● **Instructions for the task**
Word for word, copy the entire listing.

========

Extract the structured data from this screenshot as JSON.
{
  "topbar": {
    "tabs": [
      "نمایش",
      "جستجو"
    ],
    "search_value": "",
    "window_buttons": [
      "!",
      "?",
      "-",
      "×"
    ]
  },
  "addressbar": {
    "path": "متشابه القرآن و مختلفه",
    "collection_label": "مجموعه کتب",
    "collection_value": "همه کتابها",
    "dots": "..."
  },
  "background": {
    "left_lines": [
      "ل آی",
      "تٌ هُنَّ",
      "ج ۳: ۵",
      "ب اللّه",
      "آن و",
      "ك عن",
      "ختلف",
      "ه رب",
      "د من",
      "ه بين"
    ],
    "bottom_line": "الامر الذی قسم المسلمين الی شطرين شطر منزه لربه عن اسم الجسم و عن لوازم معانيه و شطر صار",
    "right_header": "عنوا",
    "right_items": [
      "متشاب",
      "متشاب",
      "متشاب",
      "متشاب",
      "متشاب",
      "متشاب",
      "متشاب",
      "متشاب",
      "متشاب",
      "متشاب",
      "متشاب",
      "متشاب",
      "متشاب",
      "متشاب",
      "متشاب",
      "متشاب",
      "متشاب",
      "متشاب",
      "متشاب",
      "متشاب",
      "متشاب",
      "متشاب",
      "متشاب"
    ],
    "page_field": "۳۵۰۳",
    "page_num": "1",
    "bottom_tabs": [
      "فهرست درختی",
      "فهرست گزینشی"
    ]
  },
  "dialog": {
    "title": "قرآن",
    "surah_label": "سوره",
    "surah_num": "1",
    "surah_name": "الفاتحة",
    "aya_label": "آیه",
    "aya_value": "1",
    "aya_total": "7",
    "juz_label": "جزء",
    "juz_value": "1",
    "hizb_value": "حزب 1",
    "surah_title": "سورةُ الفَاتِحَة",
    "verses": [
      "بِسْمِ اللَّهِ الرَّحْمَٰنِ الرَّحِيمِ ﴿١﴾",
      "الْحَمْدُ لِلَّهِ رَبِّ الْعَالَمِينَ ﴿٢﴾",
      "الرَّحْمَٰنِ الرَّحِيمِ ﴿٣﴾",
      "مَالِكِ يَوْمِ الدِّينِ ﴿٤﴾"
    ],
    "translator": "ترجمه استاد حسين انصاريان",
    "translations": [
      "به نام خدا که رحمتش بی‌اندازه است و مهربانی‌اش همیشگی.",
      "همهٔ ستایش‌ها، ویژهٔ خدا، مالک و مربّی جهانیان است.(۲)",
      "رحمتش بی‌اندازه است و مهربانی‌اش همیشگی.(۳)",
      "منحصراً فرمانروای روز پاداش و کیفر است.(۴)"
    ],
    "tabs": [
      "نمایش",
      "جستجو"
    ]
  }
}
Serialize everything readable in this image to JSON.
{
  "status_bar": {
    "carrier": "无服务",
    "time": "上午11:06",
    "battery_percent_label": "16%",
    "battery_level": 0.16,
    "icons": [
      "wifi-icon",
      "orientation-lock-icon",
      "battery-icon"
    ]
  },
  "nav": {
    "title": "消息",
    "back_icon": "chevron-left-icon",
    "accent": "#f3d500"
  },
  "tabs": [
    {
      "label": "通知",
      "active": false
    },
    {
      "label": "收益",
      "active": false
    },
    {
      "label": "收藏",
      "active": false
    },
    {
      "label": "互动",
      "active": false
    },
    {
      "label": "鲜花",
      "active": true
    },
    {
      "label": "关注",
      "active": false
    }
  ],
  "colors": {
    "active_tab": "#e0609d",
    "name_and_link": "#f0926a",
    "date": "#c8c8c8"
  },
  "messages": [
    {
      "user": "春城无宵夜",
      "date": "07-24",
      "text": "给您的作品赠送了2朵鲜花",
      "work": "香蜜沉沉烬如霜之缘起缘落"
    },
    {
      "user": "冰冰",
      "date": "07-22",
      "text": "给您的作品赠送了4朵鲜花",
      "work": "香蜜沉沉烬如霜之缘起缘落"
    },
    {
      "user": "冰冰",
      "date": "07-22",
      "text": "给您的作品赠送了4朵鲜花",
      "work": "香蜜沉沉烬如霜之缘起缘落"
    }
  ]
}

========

● **Task response**
Extract the structured data from this screenshot as JSON.
{
  "topbar": {
    "tabs": [
      "نمایش",
      "جستجو"
    ],
    "search_value": "",
    "window_buttons": [
      "!",
      "?",
      "-",
      "×"
    ]
  },
  "addressbar": {
    "path": "متشابه القرآن و مختلفه",
    "collection_label": "مجموعه کتب",
    "collection_value": "همه کتابها",
    "dots": "..."
  },
  "background": {
    "left_lines": [
      "ل آی",
      "تٌ هُنَّ",
      "ج ۳: ۵",
      "ب اللّه",
      "آن و",
      "ك عن",
      "ختلف",
      "ه رب",
      "د من",
      "ه بين"
    ],
    "bottom_line": "الامر الذی قسم المسلمين الی شطرين شطر منزه لربه عن اسم الجسم و عن لوازم معانيه و شطر صار",
    "right_header": "عنوا",
    "right_items": [
      "متشاب",
      "متشاب",
      "متشاب",
      "متشاب",
      "متشاب",
      "متشاب",
      "متشاب",
      "متشاب",
      "متشاب",
      "متشاب",
      "متشاب",
      "متشاب",
      "متشاب",
      "متشاب",
      "متشاب",
      "متشاب",
      "متشاب",
      "متشاب",
      "متشاب",
      "متشاب",
      "متشاب",
      "متشاب",
      "متشاب"
    ],
    "page_field": "۳۵۰۳",
    "page_num": "1",
    "bottom_tabs": [
      "فهرست درختی",
      "فهرست گزینشی"
    ]
  },
  "dialog": {
    "title": "قرآن",
    "surah_label": "سوره",
    "surah_num": "1",
    "surah_name": "الفاتحة",
    "aya_label": "آیه",
    "aya_value": "1",
    "aya_total": "7",
    "juz_label": "جزء",
    "juz_value": "1",
    "hizb_value": "حزب 1",
    "surah_title": "سورةُ الفَاتِحَة",
    "verses": [
      "بِسْمِ اللَّهِ الرَّحْمَٰنِ الرَّحِيمِ ﴿١﴾",
      "الْحَمْدُ لِلَّهِ رَبِّ الْعَالَمِينَ ﴿٢﴾",
      "الرَّحْمَٰنِ الرَّحِيمِ ﴿٣﴾",
      "مَالِكِ يَوْمِ الدِّينِ ﴿٤﴾"
    ],
    "translator": "ترجمه استاد حسين انصاريان",
    "translations": [
      "به نام خدا که رحمتش بی‌اندازه است و مهربانی‌اش همیشگی.",
      "همهٔ ستایش‌ها، ویژهٔ خدا، مالک و مربّی جهانیان است.(۲)",
      "رحمتش بی‌اندازه است و مهربانی‌اش همیشگی.(۳)",
      "منحصراً فرمانروای روز پاداش و کیفر است.(۴)"
    ],
    "tabs": [
      "نمایش",
      "جستجو"
    ]
  }
}
Serialize everything readable in this image to JSON.
{
  "status_bar": {
    "carrier": "无服务",
    "time": "上午11:06",
    "battery_percent_label": "16%",
    "battery_level": 0.16,
    "icons": [
      "wifi-icon",
      "orientation-lock-icon",
      "battery-icon"
    ]
  },
  "nav": {
    "title": "消息",
    "back_icon": "chevron-left-icon",
    "accent": "#f3d500"
  },
  "tabs": [
    {
      "label": "通知",
      "active": false
    },
    {
      "label": "收益",
      "active": false
    },
    {
      "label": "收藏",
      "active": false
    },
    {
      "label": "互动",
      "active": false
    },
    {
      "label": "鲜花",
      "active": true
    },
    {
      "label": "关注",
      "active": false
    }
  ],
  "colors": {
    "active_tab": "#e0609d",
    "name_and_link": "#f0926a",
    "date": "#c8c8c8"
  },
  "messages": [
    {
      "user": "春城无宵夜",
      "date": "07-24",
      "text": "给您的作品赠送了2朵鲜花",
      "work": "香蜜沉沉烬如霜之缘起缘落"
    },
    {
      "user": "冰冰",
      "date": "07-22",
      "text": "给您的作品赠送了4朵鲜花",
      "work": "香蜜沉沉烬如霜之缘起缘落"
    },
    {
      "user": "冰冰",
      "date": "07-22",
      "text": "给您的作品赠送了4朵鲜花",
      "work": "香蜜沉沉烬如霜之缘起缘落"
    }
  ]
}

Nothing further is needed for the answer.